(Data records)
↓

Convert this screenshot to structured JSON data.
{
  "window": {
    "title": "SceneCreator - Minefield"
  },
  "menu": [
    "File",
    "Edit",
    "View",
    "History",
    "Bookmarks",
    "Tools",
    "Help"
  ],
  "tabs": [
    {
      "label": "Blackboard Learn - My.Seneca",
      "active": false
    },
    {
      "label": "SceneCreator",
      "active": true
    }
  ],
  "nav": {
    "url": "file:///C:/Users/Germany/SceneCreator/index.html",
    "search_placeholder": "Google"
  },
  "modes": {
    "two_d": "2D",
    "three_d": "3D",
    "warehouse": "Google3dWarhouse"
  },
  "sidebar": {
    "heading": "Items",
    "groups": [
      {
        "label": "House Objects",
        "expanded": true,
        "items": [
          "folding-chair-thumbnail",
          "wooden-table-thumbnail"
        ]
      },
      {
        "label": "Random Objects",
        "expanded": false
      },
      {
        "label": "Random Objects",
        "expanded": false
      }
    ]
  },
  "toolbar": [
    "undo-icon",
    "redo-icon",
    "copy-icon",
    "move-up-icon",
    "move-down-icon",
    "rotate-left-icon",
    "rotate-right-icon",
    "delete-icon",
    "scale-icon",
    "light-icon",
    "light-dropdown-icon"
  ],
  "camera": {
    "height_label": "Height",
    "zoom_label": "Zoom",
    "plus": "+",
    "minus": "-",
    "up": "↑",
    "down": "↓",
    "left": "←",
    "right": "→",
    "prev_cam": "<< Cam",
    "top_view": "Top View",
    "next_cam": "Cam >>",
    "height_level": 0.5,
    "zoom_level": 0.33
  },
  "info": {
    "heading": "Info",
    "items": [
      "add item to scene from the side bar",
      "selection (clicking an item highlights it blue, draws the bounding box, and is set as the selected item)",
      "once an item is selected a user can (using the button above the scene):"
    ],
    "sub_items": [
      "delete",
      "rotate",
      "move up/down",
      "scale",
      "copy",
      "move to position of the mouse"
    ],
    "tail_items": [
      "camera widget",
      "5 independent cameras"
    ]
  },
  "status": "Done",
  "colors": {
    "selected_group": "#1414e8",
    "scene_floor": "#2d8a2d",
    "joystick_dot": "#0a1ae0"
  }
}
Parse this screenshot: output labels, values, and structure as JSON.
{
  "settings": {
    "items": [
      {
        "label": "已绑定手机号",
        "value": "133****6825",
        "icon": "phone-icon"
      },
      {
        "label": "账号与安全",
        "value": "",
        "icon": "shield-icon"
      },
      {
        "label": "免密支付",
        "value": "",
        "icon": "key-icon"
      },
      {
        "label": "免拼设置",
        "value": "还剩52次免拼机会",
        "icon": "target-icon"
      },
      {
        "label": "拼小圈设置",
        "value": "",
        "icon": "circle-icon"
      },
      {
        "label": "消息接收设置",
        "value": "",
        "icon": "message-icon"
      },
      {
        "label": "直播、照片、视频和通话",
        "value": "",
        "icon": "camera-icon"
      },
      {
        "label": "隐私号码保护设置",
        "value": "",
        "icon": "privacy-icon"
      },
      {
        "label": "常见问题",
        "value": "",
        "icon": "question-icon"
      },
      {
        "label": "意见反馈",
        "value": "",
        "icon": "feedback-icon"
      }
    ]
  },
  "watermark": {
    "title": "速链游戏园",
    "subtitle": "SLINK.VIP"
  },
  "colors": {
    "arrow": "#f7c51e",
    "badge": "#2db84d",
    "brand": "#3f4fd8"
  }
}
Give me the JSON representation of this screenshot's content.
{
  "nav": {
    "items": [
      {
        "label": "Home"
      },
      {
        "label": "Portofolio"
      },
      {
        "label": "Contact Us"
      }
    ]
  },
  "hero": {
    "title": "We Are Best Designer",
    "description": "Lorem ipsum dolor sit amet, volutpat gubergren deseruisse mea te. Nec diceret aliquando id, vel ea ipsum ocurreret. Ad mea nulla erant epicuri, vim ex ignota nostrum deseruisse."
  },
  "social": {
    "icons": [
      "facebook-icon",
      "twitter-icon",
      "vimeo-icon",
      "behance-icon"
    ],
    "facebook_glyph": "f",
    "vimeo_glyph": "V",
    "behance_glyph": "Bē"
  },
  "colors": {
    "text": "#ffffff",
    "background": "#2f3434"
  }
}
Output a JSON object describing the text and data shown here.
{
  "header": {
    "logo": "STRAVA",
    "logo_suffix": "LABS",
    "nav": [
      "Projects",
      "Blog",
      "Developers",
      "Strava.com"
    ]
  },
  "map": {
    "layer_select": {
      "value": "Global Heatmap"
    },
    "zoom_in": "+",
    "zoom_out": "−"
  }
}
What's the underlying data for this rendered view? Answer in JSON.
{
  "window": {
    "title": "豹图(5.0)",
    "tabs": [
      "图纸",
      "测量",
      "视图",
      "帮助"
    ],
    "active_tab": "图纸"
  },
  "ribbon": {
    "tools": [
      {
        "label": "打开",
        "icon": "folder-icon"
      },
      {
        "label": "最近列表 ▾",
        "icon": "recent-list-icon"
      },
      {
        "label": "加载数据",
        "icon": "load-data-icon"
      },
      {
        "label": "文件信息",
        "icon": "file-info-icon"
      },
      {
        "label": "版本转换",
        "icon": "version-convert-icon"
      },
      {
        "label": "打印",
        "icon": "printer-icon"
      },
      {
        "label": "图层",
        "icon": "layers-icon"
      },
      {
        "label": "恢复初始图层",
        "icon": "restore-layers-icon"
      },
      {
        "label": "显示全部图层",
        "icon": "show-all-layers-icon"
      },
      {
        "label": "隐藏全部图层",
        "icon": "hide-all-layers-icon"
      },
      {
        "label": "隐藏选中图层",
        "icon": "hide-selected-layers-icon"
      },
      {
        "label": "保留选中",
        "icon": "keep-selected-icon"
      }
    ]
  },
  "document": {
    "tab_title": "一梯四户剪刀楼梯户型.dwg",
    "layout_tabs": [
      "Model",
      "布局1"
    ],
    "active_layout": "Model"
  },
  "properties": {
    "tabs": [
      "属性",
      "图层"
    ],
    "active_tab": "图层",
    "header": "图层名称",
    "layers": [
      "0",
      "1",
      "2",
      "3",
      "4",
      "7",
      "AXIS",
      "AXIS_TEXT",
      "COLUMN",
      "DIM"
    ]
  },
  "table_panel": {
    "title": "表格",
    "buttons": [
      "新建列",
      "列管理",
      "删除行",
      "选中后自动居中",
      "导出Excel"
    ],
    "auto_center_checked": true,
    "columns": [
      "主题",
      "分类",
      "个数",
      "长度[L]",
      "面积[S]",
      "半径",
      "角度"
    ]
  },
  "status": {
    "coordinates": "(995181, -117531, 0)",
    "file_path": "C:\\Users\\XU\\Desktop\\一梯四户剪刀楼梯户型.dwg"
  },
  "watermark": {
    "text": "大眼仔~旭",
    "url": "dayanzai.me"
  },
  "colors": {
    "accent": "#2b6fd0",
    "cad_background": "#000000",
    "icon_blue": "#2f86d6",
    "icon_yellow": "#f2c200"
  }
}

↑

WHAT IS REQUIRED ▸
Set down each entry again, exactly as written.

RESPONSE ▸
Convert this screenshot to structured JSON data.
{
  "window": {
    "title": "SceneCreator - Minefield"
  },
  "menu": [
    "File",
    "Edit",
    "View",
    "History",
    "Bookmarks",
    "Tools",
    "Help"
  ],
  "tabs": [
    {
      "label": "Blackboard Learn - My.Seneca",
      "active": false
    },
    {
      "label": "SceneCreator",
      "active": true
    }
  ],
  "nav": {
    "url": "file:///C:/Users/Germany/SceneCreator/index.html",
    "search_placeholder": "Google"
  },
  "modes": {
    "two_d": "2D",
    "three_d": "3D",
    "warehouse": "Google3dWarhouse"
  },
  "sidebar": {
    "heading": "Items",
    "groups": [
      {
        "label": "House Objects",
        "expanded": true,
        "items": [
          "folding-chair-thumbnail",
          "wooden-table-thumbnail"
        ]
      },
      {
        "label": "Random Objects",
        "expanded": false
      },
      {
        "label": "Random Objects",
        "expanded": false
      }
    ]
  },
  "toolbar": [
    "undo-icon",
    "redo-icon",
    "copy-icon",
    "move-up-icon",
    "move-down-icon",
    "rotate-left-icon",
    "rotate-right-icon",
    "delete-icon",
    "scale-icon",
    "light-icon",
    "light-dropdown-icon"
  ],
  "camera": {
    "height_label": "Height",
    "zoom_label": "Zoom",
    "plus": "+",
    "minus": "-",
    "up": "↑",
    "down": "↓",
    "left": "←",
    "right": "→",
    "prev_cam": "<< Cam",
    "top_view": "Top View",
    "next_cam": "Cam >>",
    "height_level": 0.5,
    "zoom_level": 0.33
  },
  "info": {
    "heading": "Info",
    "items": [
      "add item to scene from the side bar",
      "selection (clicking an item highlights it blue, draws the bounding box, and is set as the selected item)",
      "once an item is selected a user can (using the button above the scene):"
    ],
    "sub_items": [
      "delete",
      "rotate",
      "move up/down",
      "scale",
      "copy",
      "move to position of the mouse"
    ],
    "tail_items": [
      "camera widget",
      "5 independent cameras"
    ]
  },
  "status": "Done",
  "colors": {
    "selected_group": "#1414e8",
    "scene_floor": "#2d8a2d",
    "joystick_dot": "#0a1ae0"
  }
}
Parse this screenshot: output labels, values, and structure as JSON.
{
  "settings": {
    "items": [
      {
        "label": "已绑定手机号",
        "value": "133****6825",
        "icon": "phone-icon"
      },
      {
        "label": "账号与安全",
        "value": "",
        "icon": "shield-icon"
      },
      {
        "label": "免密支付",
        "value": "",
        "icon": "key-icon"
      },
      {
        "label": "免拼设置",
        "value": "还剩52次免拼机会",
        "icon": "target-icon"
      },
      {
        "label": "拼小圈设置",
        "value": "",
        "icon": "circle-icon"
      },
      {
        "label": "消息接收设置",
        "value": "",
        "icon": "message-icon"
      },
      {
        "label": "直播、照片、视频和通话",
        "value": "",
        "icon": "camera-icon"
      },
      {
        "label": "隐私号码保护设置",
        "value": "",
        "icon": "privacy-icon"
      },
      {
        "label": "常见问题",
        "value": "",
        "icon": "question-icon"
      },
      {
        "label": "意见反馈",
        "value": "",
        "icon": "feedback-icon"
      }
    ]
  },
  "watermark": {
    "title": "速链游戏园",
    "subtitle": "SLINK.VIP"
  },
  "colors": {
    "arrow": "#f7c51e",
    "badge": "#2db84d",
    "brand": "#3f4fd8"
  }
}
Give me the JSON representation of this screenshot's content.
{
  "nav": {
    "items": [
      {
        "label": "Home"
      },
      {
        "label": "Portofolio"
      },
      {
        "label": "Contact Us"
      }
    ]
  },
  "hero": {
    "title": "We Are Best Designer",
    "description": "Lorem ipsum dolor sit amet, volutpat gubergren deseruisse mea te. Nec diceret aliquando id, vel ea ipsum ocurreret. Ad mea nulla erant epicuri, vim ex ignota nostrum deseruisse."
  },
  "social": {
    "icons": [
      "facebook-icon",
      "twitter-icon",
      "vimeo-icon",
      "behance-icon"
    ],
    "facebook_glyph": "f",
    "vimeo_glyph": "V",
    "behance_glyph": "Bē"
  },
  "colors": {
    "text": "#ffffff",
    "background": "#2f3434"
  }
}
Output a JSON object describing the text and data shown here.
{
  "header": {
    "logo": "STRAVA",
    "logo_suffix": "LABS",
    "nav": [
      "Projects",
      "Blog",
      "Developers",
      "Strava.com"
    ]
  },
  "map": {
    "layer_select": {
      "value": "Global Heatmap"
    },
    "zoom_in": "+",
    "zoom_out": "−"
  }
}
What's the underlying data for this rendered view? Answer in JSON.
{
  "window": {
    "title": "豹图(5.0)",
    "tabs": [
      "图纸",
      "测量",
      "视图",
      "帮助"
    ],
    "active_tab": "图纸"
  },
  "ribbon": {
    "tools": [
      {
        "label": "打开",
        "icon": "folder-icon"
      },
      {
        "label": "最近列表 ▾",
        "icon": "recent-list-icon"
      },
      {
        "label": "加载数据",
        "icon": "load-data-icon"
      },
      {
        "label": "文件信息",
        "icon": "file-info-icon"
      },
      {
        "label": "版本转换",
        "icon": "version-convert-icon"
      },
      {
        "label": "打印",
        "icon": "printer-icon"
      },
      {
        "label": "图层",
        "icon": "layers-icon"
      },
      {
        "label": "恢复初始图层",
        "icon": "restore-layers-icon"
      },
      {
        "label": "显示全部图层",
        "icon": "show-all-layers-icon"
      },
      {
        "label": "隐藏全部图层",
        "icon": "hide-all-layers-icon"
      },
      {
        "label": "隐藏选中图层",
        "icon": "hide-selected-layers-icon"
      },
      {
        "label": "保留选中",
        "icon": "keep-selected-icon"
      }
    ]
  },
  "document": {
    "tab_title": "一梯四户剪刀楼梯户型.dwg",
    "layout_tabs": [
      "Model",
      "布局1"
    ],
    "active_layout": "Model"
  },
  "properties": {
    "tabs": [
      "属性",
      "图层"
    ],
    "active_tab": "图层",
    "header": "图层名称",
    "layers": [
      "0",
      "1",
      "2",
      "3",
      "4",
      "7",
      "AXIS",
      "AXIS_TEXT",
      "COLUMN",
      "DIM"
    ]
  },
  "table_panel": {
    "title": "表格",
    "buttons": [
      "新建列",
      "列管理",
      "删除行",
      "选中后自动居中",
      "导出Excel"
    ],
    "auto_center_checked": true,
    "columns": [
      "主题",
      "分类",
      "个数",
      "长度[L]",
      "面积[S]",
      "半径",
      "角度"
    ]
  },
  "status": {
    "coordinates": "(995181, -117531, 0)",
    "file_path": "C:\\Users\\XU\\Desktop\\一梯四户剪刀楼梯户型.dwg"
  },
  "watermark": {
    "text": "大眼仔~旭",
    "url": "dayanzai.me"
  },
  "colors": {
    "accent": "#2b6fd0",
    "cad_background": "#000000",
    "icon_blue": "#2f86d6",
    "icon_yellow": "#f2c200"
  }
}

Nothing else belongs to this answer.